BEGIN The data

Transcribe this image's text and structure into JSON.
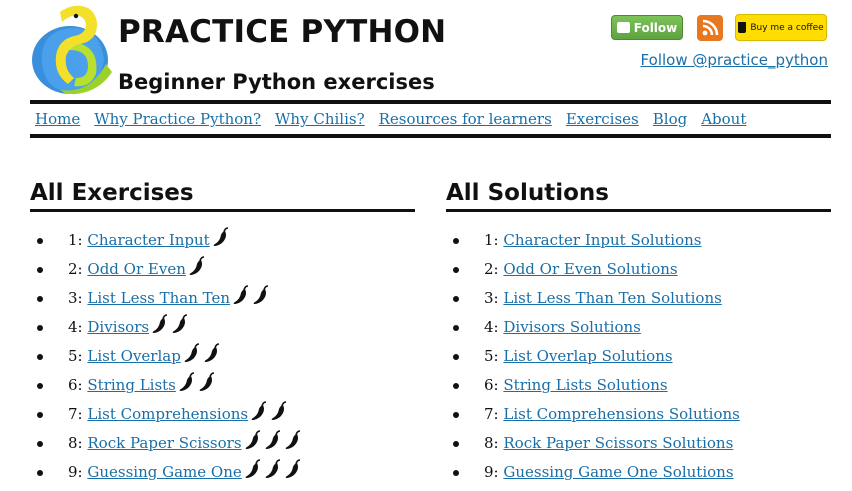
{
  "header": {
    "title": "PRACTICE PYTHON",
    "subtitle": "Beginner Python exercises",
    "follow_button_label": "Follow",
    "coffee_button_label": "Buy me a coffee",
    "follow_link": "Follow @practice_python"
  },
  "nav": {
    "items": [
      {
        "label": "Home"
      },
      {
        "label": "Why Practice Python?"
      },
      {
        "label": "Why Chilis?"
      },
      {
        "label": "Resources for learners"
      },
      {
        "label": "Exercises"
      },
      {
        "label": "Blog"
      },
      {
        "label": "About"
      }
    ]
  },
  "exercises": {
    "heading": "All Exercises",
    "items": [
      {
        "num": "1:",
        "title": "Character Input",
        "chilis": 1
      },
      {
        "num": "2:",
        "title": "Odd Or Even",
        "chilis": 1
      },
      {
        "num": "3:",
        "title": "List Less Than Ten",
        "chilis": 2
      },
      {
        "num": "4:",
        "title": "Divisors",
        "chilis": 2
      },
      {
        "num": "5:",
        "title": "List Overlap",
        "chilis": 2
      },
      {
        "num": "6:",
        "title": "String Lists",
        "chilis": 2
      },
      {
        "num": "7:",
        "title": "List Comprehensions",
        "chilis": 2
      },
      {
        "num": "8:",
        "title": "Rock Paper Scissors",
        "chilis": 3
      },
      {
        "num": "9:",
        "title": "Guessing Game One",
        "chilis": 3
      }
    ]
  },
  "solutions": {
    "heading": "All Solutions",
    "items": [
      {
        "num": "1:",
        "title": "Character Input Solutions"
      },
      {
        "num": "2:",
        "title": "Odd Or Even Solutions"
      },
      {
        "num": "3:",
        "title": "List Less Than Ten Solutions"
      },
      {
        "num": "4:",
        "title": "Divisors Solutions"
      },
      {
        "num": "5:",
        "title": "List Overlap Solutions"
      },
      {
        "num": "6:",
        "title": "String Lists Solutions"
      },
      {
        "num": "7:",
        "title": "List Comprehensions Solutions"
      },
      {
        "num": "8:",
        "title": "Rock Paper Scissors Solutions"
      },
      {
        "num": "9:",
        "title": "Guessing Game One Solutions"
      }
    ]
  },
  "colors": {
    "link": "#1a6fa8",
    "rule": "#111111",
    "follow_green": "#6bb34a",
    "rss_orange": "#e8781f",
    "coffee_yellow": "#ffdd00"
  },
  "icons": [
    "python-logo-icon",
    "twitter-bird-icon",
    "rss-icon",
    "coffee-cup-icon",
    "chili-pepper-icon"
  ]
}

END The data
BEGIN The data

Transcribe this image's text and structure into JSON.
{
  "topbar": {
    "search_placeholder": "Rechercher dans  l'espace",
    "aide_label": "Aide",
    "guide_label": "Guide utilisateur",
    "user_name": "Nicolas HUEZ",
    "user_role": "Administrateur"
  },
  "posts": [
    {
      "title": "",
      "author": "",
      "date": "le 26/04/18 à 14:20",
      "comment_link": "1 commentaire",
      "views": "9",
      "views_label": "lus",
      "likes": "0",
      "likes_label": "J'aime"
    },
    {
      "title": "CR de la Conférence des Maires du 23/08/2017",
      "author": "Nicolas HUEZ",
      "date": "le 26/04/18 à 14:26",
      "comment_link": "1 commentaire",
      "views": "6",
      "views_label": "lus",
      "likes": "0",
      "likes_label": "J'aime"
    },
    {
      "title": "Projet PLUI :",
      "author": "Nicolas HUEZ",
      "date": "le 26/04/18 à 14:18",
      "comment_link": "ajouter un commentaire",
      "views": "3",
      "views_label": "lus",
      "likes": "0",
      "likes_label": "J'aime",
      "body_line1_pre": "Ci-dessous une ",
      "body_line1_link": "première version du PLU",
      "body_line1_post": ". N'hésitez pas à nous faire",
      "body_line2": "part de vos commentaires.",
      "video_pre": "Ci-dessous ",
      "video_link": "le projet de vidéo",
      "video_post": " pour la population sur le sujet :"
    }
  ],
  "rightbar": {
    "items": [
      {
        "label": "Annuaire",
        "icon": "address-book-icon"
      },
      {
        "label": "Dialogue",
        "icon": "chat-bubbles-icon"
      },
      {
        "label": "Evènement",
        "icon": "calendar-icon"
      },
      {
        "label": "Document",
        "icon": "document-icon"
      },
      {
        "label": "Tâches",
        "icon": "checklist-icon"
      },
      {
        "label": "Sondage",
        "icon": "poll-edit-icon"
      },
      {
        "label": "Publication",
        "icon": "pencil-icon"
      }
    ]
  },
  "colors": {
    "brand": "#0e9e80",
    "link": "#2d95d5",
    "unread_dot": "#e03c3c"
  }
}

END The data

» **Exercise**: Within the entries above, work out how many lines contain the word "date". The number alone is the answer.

» **Finished exercise**: 3